“The hospital organized everything, they supplied the coffin and the cemetery plot,” he said, recalling that when he went to ask about his father on Friday morning, he learned that he had already been buried. “I tried to identify the grave as best I could, because earlier, at dawn, they had buried others and there were seven or eight more graves next to it.”
“I wonder: if my father did not die from coronavirus, why did they not let us bury him? I didn’t bury my father, they buried him. But you know, we can’t raise our voices much. Fear is widespread in our country,” he added.
According to the latest report from the Central American Integration System (SICA), as of Monday, 24,257 people have fallen ill with coronaviruses in the region and 818 died. Countries like Honduras and El Salvador adopted strict measures against the disease, and many wonder why Nicaragua has so few cases without taking any preventive action.
Requests for comment by the official government spokesperson of the Ortega administration, vice president, and first lady, Rosario Murillo, get no response.
But it seems that many agree that the government is beginning to recognize what lies ahead.
In late April, the Ministry of Health summoned all hospital directors and high-level medical authorities to a meeting.

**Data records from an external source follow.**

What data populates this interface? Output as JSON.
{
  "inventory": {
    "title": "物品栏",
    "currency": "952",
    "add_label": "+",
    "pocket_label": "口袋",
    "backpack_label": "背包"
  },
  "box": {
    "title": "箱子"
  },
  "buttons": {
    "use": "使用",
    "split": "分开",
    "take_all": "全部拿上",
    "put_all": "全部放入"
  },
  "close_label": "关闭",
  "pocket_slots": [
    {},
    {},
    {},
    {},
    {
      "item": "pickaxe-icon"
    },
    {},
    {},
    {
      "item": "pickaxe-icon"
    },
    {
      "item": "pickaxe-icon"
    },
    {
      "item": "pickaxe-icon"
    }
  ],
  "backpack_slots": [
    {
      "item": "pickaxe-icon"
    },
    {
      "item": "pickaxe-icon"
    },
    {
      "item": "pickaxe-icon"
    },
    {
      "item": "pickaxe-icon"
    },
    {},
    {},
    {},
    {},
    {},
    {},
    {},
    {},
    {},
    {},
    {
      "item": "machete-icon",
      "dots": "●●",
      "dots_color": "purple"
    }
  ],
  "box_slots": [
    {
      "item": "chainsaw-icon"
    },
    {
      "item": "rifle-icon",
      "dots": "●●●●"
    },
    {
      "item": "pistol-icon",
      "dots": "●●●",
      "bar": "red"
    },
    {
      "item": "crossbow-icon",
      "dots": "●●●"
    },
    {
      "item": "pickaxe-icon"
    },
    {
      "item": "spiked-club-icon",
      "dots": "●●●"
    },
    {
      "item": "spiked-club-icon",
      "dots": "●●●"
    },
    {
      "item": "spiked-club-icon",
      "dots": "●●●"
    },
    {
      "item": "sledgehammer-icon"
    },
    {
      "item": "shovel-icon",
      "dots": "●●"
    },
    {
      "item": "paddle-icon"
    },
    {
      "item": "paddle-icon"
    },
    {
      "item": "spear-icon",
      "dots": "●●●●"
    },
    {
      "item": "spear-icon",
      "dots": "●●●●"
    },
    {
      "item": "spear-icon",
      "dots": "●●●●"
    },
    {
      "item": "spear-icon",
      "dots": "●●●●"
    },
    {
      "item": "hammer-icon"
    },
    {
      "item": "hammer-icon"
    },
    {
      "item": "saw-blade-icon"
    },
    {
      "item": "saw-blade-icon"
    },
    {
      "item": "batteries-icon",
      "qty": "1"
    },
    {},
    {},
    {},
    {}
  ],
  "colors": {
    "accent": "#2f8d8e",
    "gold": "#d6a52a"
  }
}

“They were told that this is getting serious and that everyone should prepare,” Róger Pasquier, president of the Nicaraguan Association of Anesthesiology, said in an interview with AP News. In his opinion, the measure is too late.
“Isolation measures have not been taken here, health workers have not been protected, there are not enough beds in any hospital in Managua, nor in any regional hospital,” he added.
“Contrary to what is officially shared, I know through my medical colleagues that we have a large number of sick people in Managua, Masaya, Matagalpa and Chinandega, where there is an outbreak that could be very dangerous,” said Pasquier.
Although many doctors fear speaking publicly, almost 600 specialists signed a letter in early May demanding protection equipment for all health workers from the government. José Antonio Vásquez, president of the Unidad Médica de Nicaragua, an organization that was formed after the April 2018 protests, said the group has identified more than 42 apparently infected doctors, nurses and technicians.
Sources: Today Nicaragua, La Nacion, La Prensa, 100% Noticias, AP News